## Material to process
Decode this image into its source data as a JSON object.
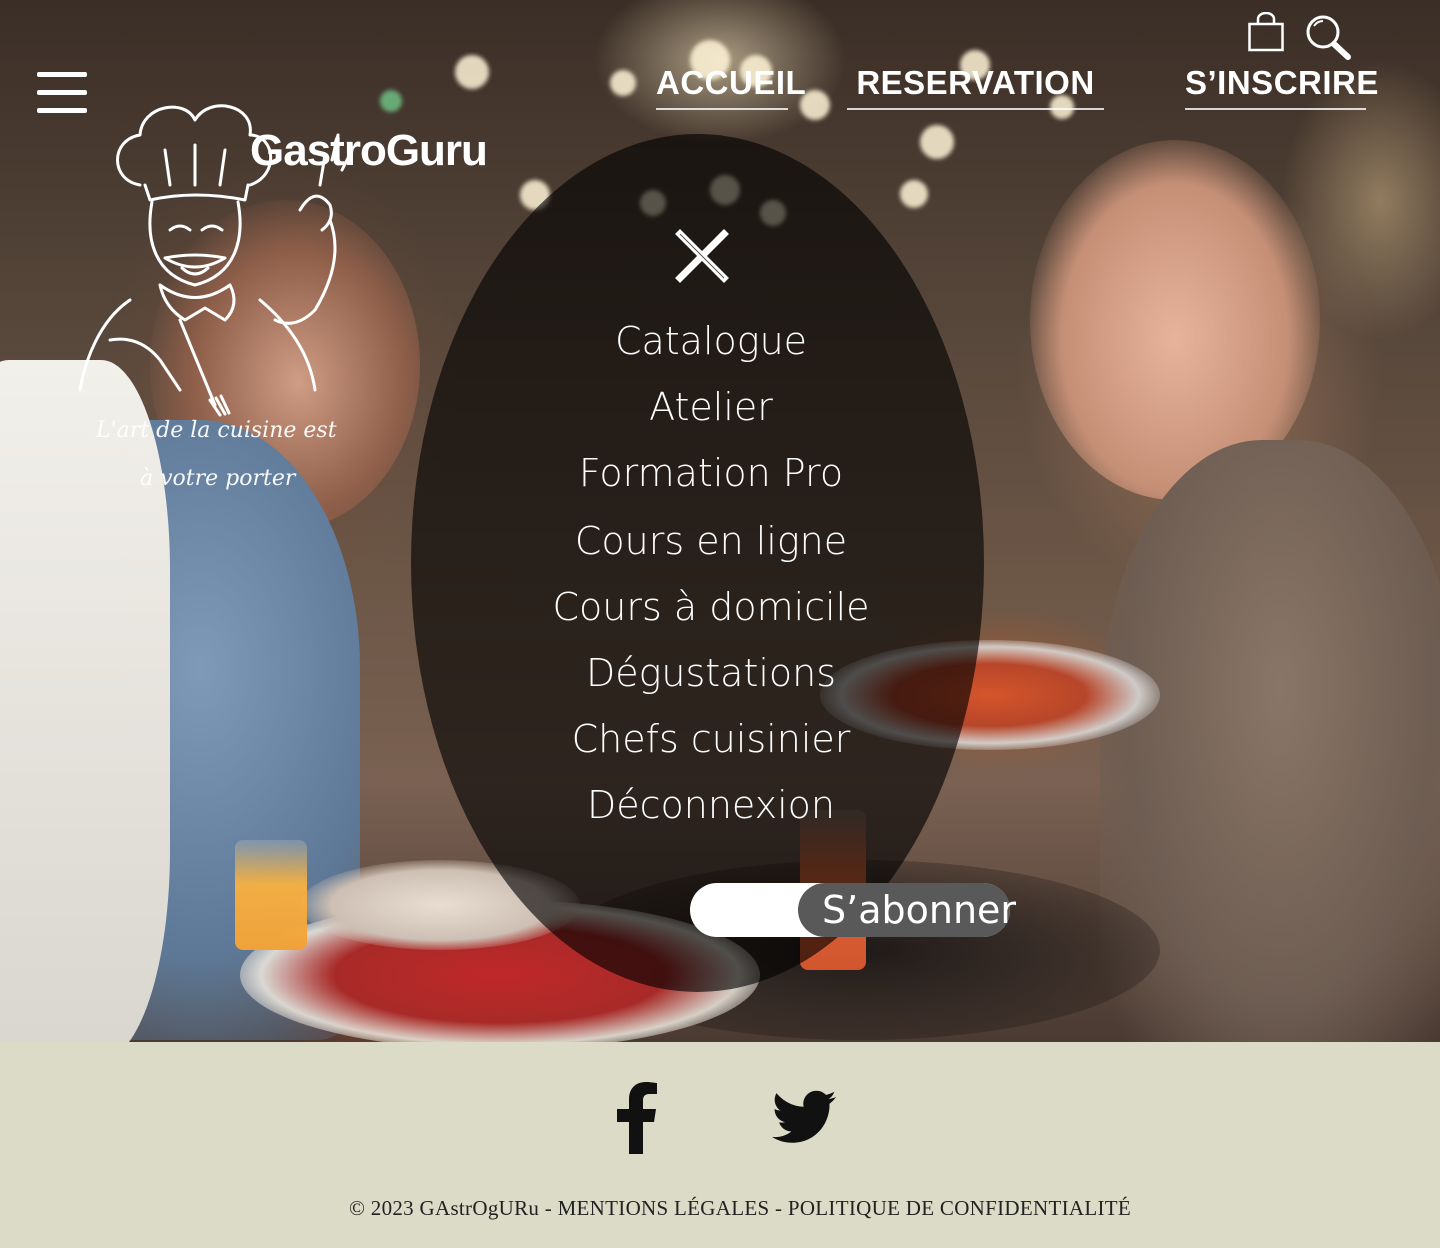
{
  "brand": {
    "name": "GastroGuru",
    "tagline_line1": "L'art de la cuisine est",
    "tagline_line2": "à votre porter",
    "logo_icon": "chef-icon"
  },
  "top_nav": {
    "items": [
      {
        "label": "ACCUEIL"
      },
      {
        "label": "RESERVATION"
      },
      {
        "label": "S’INSCRIRE"
      }
    ],
    "icons": [
      "shopping-bag-icon",
      "search-icon",
      "hamburger-menu-icon"
    ]
  },
  "menu": {
    "close_icon": "close-icon",
    "items": [
      {
        "label": "Catalogue"
      },
      {
        "label": "Atelier"
      },
      {
        "label": "Formation Pro"
      },
      {
        "label": "Cours en ligne"
      },
      {
        "label": "Cours à domicile"
      },
      {
        "label": "Dégustations"
      },
      {
        "label": "Chefs cuisinier"
      },
      {
        "label": "Déconnexion"
      }
    ],
    "subscribe": {
      "input_value": "",
      "button_label": "S’abonner"
    }
  },
  "footer": {
    "social": [
      "facebook-icon",
      "twitter-icon"
    ],
    "text": "© 2023 GAstrOgURu  - MENTIONS LÉGALES - POLITIQUE DE CONFIDENTIALITÉ"
  },
  "colors": {
    "footer_bg": "#dcdbc8",
    "overlay": "rgba(0,0,0,0.62)",
    "text_light": "#ffffff"
  }
}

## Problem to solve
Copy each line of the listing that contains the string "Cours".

## Completed exercise
        "label": "Cours en ligne"
        "label": "Cours à domicile"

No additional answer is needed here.